Updated: Jul 21, 2022
Stress dreams about the “start of school” never seem to go away, even for a full professor in a freestanding seminary.
I awoke with a start this morning, my body recovering from an adventure day yesterday (more on that to come). I had just been in the car with my parents and the president of my seminary, Kent Millard. We were casually chatting together, going out to breakfast at a local diner. I was sharing my delight at welcoming a friend of his into my classroom via Zoom—a Jerry Zehr, with book The Peacemaker’s Path—and my folks were pleased and seemingly content to be along for the ride toward a nice breakfast. It was Monday morning…
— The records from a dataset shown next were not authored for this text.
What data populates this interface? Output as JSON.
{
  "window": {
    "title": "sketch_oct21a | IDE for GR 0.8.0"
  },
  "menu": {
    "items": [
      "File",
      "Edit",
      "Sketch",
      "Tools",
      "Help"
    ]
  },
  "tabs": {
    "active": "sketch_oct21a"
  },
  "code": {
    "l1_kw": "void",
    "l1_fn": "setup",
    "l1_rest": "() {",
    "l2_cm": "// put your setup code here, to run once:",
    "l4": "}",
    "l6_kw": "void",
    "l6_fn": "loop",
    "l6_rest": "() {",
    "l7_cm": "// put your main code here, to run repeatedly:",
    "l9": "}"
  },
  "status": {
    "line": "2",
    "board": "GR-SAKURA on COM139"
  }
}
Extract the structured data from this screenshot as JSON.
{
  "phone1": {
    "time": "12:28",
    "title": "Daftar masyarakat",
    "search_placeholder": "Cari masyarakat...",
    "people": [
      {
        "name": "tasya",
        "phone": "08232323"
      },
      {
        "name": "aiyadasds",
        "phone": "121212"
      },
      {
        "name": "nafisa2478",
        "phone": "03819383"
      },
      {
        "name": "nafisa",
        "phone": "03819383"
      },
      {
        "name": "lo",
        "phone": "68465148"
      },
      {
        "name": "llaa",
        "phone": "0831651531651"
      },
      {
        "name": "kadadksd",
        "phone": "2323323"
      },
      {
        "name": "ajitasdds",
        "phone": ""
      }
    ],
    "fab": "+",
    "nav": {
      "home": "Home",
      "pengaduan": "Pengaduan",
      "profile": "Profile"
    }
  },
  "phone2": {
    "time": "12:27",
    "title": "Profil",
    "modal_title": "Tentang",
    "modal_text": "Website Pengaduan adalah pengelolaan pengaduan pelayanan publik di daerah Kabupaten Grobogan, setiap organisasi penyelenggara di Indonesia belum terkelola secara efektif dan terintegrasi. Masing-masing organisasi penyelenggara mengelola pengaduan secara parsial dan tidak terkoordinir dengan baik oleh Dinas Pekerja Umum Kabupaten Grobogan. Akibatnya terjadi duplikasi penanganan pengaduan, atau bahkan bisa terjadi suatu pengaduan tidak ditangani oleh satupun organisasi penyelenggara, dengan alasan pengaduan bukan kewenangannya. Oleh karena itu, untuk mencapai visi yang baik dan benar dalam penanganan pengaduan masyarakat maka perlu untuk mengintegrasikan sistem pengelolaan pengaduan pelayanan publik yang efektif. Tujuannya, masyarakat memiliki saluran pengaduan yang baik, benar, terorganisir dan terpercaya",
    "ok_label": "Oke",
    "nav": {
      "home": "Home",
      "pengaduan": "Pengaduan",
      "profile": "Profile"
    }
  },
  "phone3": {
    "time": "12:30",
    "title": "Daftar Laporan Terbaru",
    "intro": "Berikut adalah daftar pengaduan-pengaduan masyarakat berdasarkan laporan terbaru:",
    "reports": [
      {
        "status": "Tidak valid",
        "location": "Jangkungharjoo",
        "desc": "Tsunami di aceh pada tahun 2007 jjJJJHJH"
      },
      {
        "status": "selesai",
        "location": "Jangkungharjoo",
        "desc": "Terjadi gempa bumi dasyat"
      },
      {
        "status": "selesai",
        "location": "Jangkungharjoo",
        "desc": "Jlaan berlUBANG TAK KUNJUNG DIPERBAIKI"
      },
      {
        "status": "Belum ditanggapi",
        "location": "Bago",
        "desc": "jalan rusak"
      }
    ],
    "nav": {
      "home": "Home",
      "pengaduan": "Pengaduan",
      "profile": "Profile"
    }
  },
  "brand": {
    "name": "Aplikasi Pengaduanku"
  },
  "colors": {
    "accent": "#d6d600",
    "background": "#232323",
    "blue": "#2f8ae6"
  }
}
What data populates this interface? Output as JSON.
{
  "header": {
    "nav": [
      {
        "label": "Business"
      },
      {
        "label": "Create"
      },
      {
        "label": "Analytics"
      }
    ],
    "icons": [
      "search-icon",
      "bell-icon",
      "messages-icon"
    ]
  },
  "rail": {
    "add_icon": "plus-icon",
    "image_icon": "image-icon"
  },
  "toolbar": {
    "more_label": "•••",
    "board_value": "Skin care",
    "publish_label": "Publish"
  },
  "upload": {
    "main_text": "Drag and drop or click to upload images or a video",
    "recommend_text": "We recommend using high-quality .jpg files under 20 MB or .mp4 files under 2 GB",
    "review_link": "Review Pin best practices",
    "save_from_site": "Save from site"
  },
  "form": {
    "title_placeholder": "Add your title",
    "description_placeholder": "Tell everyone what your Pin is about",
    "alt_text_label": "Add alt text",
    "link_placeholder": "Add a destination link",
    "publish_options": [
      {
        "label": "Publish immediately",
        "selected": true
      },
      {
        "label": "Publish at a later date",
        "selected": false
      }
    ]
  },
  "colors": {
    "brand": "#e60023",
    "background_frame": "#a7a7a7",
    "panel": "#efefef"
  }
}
…which slowly began to dawn on me, in that dreamtime heaviness and inability to focus, that my class was to have started by now, actually two hours ago. I was miles from my notes, not dressed appropriately, and had no car or independent way to get to class. Even if I left immediately, I would have lost two hours of the classroom time, so the class plan was all off, would need refinement. I was in a pickle and embarrassed to try to fix any of it on a delightful outing for breakfast together. I could not get back to sleep without re-entering the dream.
At 5:45 a.m., I gave up and simply got up, smiling. Such bemusement and predictability before 2.5 days of intensive teaching, tomorrow morning, which is Monday.
I’m pleased with the preparations, regardless of how my dream-self may portray it. I’ve spent more time in some unexpected places—a Sarah Coakley article on the kind of “definition” the Chalcedonian Definition is, Cynthia Bourgeault’s fascinating (and esoteric) understanding of the Trinity as process more than Personhood. Reading and reviewing some of the classically Christian theological underpinnings with which I enter into/conceive of faith-integrity amidst interreligious companionship has been much less tender or raw than in previous years. I’ve often been as prepared as I needed to be for a class while skimming or avoiding much depth-engagement with conservative Christian habits of mind. They were too painful to enter into for me. But something has shifted in me…
I could feel the liveliness I once knew in a fascination or devotion to Christian lenses onto the world now much more conceivably pluralistic—Trinity, Incarnation, Day of Pentecost. I didn’t mind getting inside the density of intellectual arguments, though it’s not how rationality comes naturally in me.
I guess I simply love the adventure of creating, co-creating, crafting, then holding a teaching-learning space for folks who are on a spiritual-awakening path, whether they want to be or not, whether they are conscious of it, or not. The six-petaled flower inside the Chartres labyrinth pattern is where we’ll begin together… We’ll walk into the center, in prayer, then spend time with each ‘petal’, in an order the circle will determine.
And Spirit will show up. Always does, blessed be.